Problem to work on: Go through the records underneath and write each one out again exactly.

Excerpted records:
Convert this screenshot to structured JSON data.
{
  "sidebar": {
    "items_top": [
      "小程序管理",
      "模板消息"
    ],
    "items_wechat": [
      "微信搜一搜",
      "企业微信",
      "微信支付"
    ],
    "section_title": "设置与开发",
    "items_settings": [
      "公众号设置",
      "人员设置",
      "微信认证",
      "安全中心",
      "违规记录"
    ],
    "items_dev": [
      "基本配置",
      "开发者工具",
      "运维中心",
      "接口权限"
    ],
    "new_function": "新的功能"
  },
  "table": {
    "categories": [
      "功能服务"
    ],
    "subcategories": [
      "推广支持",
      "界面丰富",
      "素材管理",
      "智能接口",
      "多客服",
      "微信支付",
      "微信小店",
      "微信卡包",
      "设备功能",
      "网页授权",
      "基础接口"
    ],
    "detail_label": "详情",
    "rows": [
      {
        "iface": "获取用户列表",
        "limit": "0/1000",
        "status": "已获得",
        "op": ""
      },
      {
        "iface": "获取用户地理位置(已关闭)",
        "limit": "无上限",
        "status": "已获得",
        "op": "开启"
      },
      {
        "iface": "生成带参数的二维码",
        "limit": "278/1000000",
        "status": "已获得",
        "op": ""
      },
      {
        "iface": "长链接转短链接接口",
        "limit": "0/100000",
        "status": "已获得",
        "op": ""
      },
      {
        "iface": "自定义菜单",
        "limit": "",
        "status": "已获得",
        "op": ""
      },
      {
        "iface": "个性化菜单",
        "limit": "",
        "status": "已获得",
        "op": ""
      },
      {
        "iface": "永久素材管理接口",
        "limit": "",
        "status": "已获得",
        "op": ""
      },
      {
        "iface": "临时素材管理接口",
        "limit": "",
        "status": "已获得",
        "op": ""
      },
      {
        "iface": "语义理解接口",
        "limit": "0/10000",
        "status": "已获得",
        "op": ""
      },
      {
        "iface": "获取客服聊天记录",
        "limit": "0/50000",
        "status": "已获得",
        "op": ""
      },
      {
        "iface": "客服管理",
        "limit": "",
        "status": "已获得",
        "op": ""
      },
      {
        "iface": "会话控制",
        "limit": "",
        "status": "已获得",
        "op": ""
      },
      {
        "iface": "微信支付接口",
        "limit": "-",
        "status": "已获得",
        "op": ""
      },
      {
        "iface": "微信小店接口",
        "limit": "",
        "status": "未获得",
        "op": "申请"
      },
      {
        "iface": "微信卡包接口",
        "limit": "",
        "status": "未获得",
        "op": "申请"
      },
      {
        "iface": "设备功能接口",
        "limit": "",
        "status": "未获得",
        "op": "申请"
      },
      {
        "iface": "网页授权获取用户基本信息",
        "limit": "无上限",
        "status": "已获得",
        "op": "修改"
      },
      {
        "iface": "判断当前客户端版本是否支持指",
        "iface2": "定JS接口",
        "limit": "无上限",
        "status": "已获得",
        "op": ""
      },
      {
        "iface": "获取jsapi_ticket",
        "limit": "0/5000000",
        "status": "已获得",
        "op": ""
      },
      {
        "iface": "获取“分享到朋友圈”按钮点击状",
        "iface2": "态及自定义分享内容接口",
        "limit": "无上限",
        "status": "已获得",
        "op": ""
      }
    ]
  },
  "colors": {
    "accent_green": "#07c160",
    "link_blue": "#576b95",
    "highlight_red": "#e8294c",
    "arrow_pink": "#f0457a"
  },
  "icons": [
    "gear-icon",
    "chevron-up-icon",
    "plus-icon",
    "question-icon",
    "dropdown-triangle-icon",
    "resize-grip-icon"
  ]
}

Output below:
Convert this screenshot to structured JSON data.
{
  "sidebar": {
    "items_top": [
      "小程序管理",
      "模板消息"
    ],
    "items_wechat": [
      "微信搜一搜",
      "企业微信",
      "微信支付"
    ],
    "section_title": "设置与开发",
    "items_settings": [
      "公众号设置",
      "人员设置",
      "微信认证",
      "安全中心",
      "违规记录"
    ],
    "items_dev": [
      "基本配置",
      "开发者工具",
      "运维中心",
      "接口权限"
    ],
    "new_function": "新的功能"
  },
  "table": {
    "categories": [
      "功能服务"
    ],
    "subcategories": [
      "推广支持",
      "界面丰富",
      "素材管理",
      "智能接口",
      "多客服",
      "微信支付",
      "微信小店",
      "微信卡包",
      "设备功能",
      "网页授权",
      "基础接口"
    ],
    "detail_label": "详情",
    "rows": [
      {
        "iface": "获取用户列表",
        "limit": "0/1000",
        "status": "已获得",
        "op": ""
      },
      {
        "iface": "获取用户地理位置(已关闭)",
        "limit": "无上限",
        "status": "已获得",
        "op": "开启"
      },
      {
        "iface": "生成带参数的二维码",
        "limit": "278/1000000",
        "status": "已获得",
        "op": ""
      },
      {
        "iface": "长链接转短链接接口",
        "limit": "0/100000",
        "status": "已获得",
        "op": ""
      },
      {
        "iface": "自定义菜单",
        "limit": "",
        "status": "已获得",
        "op": ""
      },
      {
        "iface": "个性化菜单",
        "limit": "",
        "status": "已获得",
        "op": ""
      },
      {
        "iface": "永久素材管理接口",
        "limit": "",
        "status": "已获得",
        "op": ""
      },
      {
        "iface": "临时素材管理接口",
        "limit": "",
        "status": "已获得",
        "op": ""
      },
      {
        "iface": "语义理解接口",
        "limit": "0/10000",
        "status": "已获得",
        "op": ""
      },
      {
        "iface": "获取客服聊天记录",
        "limit": "0/50000",
        "status": "已获得",
        "op": ""
      },
      {
        "iface": "客服管理",
        "limit": "",
        "status": "已获得",
        "op": ""
      },
      {
        "iface": "会话控制",
        "limit": "",
        "status": "已获得",
        "op": ""
      },
      {
        "iface": "微信支付接口",
        "limit": "-",
        "status": "已获得",
        "op": ""
      },
      {
        "iface": "微信小店接口",
        "limit": "",
        "status": "未获得",
        "op": "申请"
      },
      {
        "iface": "微信卡包接口",
        "limit": "",
        "status": "未获得",
        "op": "申请"
      },
      {
        "iface": "设备功能接口",
        "limit": "",
        "status": "未获得",
        "op": "申请"
      },
      {
        "iface": "网页授权获取用户基本信息",
        "limit": "无上限",
        "status": "已获得",
        "op": "修改"
      },
      {
        "iface": "判断当前客户端版本是否支持指",
        "iface2": "定JS接口",
        "limit": "无上限",
        "status": "已获得",
        "op": ""
      },
      {
        "iface": "获取jsapi_ticket",
        "limit": "0/5000000",
        "status": "已获得",
        "op": ""
      },
      {
        "iface": "获取“分享到朋友圈”按钮点击状",
        "iface2": "态及自定义分享内容接口",
        "limit": "无上限",
        "status": "已获得",
        "op": ""
      }
    ]
  },
  "colors": {
    "accent_green": "#07c160",
    "link_blue": "#576b95",
    "highlight_red": "#e8294c",
    "arrow_pink": "#f0457a"
  },
  "icons": [
    "gear-icon",
    "chevron-up-icon",
    "plus-icon",
    "question-icon",
    "dropdown-triangle-icon",
    "resize-grip-icon"
  ]
}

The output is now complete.